::: DATA RECORDS

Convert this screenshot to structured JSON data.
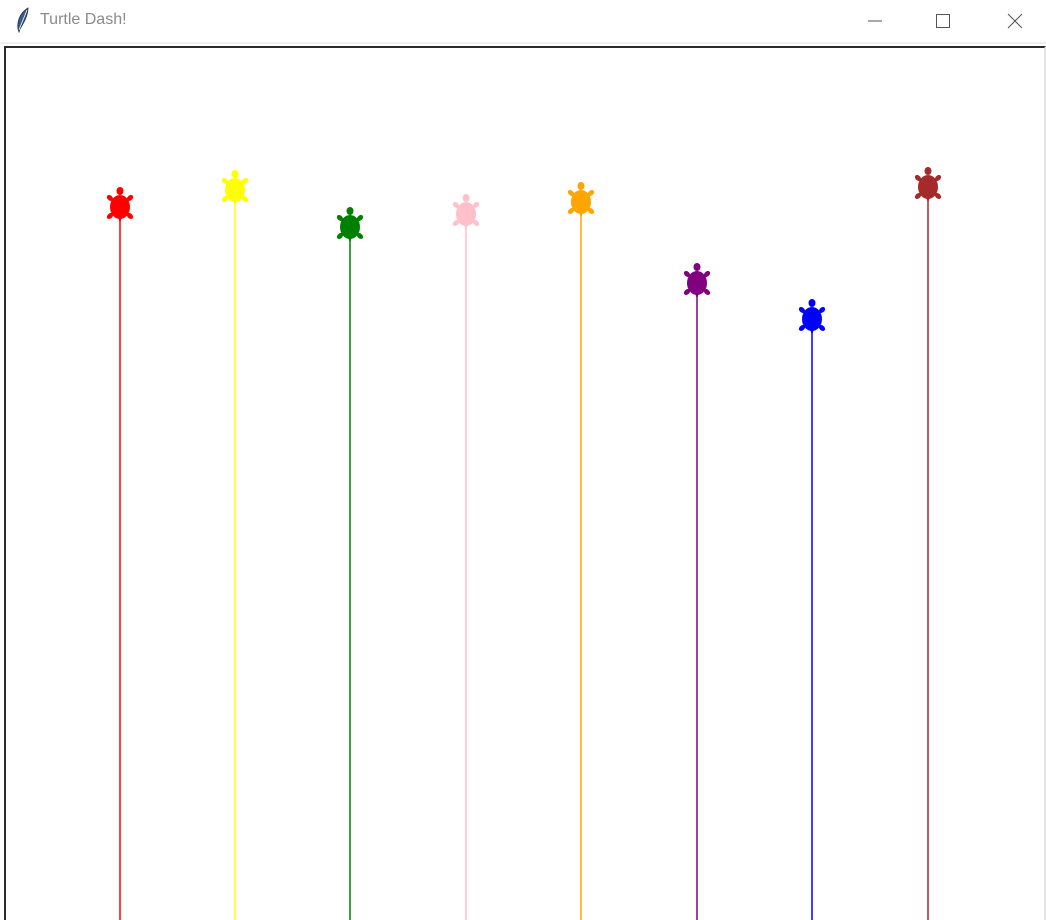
{
  "window": {
    "title": "Turtle Dash!",
    "app_icon": "feather-icon",
    "controls": [
      "minimize-icon",
      "maximize-icon",
      "close-icon"
    ]
  },
  "race": {
    "turtles": [
      {
        "color": "#ff0000",
        "name": "red"
      },
      {
        "color": "#ffff00",
        "name": "yellow"
      },
      {
        "color": "#008000",
        "name": "green"
      },
      {
        "color": "#ffc0cb",
        "name": "pink"
      },
      {
        "color": "#ffa500",
        "name": "orange"
      },
      {
        "color": "#800080",
        "name": "purple"
      },
      {
        "color": "#0000ff",
        "name": "blue"
      },
      {
        "color": "#a52a2a",
        "name": "brown"
      }
    ]
  }
}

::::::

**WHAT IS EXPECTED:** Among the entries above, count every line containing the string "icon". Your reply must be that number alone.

**YOUR SOLUTION:** 4